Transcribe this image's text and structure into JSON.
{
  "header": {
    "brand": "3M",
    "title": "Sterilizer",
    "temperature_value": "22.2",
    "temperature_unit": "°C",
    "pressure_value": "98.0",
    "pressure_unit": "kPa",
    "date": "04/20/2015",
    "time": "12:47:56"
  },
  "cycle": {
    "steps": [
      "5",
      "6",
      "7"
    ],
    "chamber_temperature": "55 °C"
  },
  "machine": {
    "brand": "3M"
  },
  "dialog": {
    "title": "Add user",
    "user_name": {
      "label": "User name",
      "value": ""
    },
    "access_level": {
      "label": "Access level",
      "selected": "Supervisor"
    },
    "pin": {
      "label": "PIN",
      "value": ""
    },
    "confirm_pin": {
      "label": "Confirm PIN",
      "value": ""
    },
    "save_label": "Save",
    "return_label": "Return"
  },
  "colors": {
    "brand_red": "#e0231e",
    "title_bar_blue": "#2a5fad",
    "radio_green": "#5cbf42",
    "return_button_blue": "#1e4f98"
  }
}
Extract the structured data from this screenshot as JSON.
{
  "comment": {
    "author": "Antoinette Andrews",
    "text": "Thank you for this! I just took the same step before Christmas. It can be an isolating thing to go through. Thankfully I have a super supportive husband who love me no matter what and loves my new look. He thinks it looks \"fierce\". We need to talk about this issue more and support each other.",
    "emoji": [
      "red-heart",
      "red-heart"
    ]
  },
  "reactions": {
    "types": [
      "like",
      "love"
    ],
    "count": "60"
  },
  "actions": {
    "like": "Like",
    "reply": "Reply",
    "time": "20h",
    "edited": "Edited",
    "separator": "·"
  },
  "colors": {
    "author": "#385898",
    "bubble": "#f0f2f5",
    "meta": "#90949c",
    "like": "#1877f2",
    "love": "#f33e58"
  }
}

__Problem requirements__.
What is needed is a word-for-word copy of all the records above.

__Finished task__.
Transcribe this image's text and structure into JSON.
{
  "header": {
    "brand": "3M",
    "title": "Sterilizer",
    "temperature_value": "22.2",
    "temperature_unit": "°C",
    "pressure_value": "98.0",
    "pressure_unit": "kPa",
    "date": "04/20/2015",
    "time": "12:47:56"
  },
  "cycle": {
    "steps": [
      "5",
      "6",
      "7"
    ],
    "chamber_temperature": "55 °C"
  },
  "machine": {
    "brand": "3M"
  },
  "dialog": {
    "title": "Add user",
    "user_name": {
      "label": "User name",
      "value": ""
    },
    "access_level": {
      "label": "Access level",
      "selected": "Supervisor"
    },
    "pin": {
      "label": "PIN",
      "value": ""
    },
    "confirm_pin": {
      "label": "Confirm PIN",
      "value": ""
    },
    "save_label": "Save",
    "return_label": "Return"
  },
  "colors": {
    "brand_red": "#e0231e",
    "title_bar_blue": "#2a5fad",
    "radio_green": "#5cbf42",
    "return_button_blue": "#1e4f98"
  }
}
Extract the structured data from this screenshot as JSON.
{
  "comment": {
    "author": "Antoinette Andrews",
    "text": "Thank you for this! I just took the same step before Christmas. It can be an isolating thing to go through. Thankfully I have a super supportive husband who love me no matter what and loves my new look. He thinks it looks \"fierce\". We need to talk about this issue more and support each other.",
    "emoji": [
      "red-heart",
      "red-heart"
    ]
  },
  "reactions": {
    "types": [
      "like",
      "love"
    ],
    "count": "60"
  },
  "actions": {
    "like": "Like",
    "reply": "Reply",
    "time": "20h",
    "edited": "Edited",
    "separator": "·"
  },
  "colors": {
    "author": "#385898",
    "bubble": "#f0f2f5",
    "meta": "#90949c",
    "like": "#1877f2",
    "love": "#f33e58"
  }
}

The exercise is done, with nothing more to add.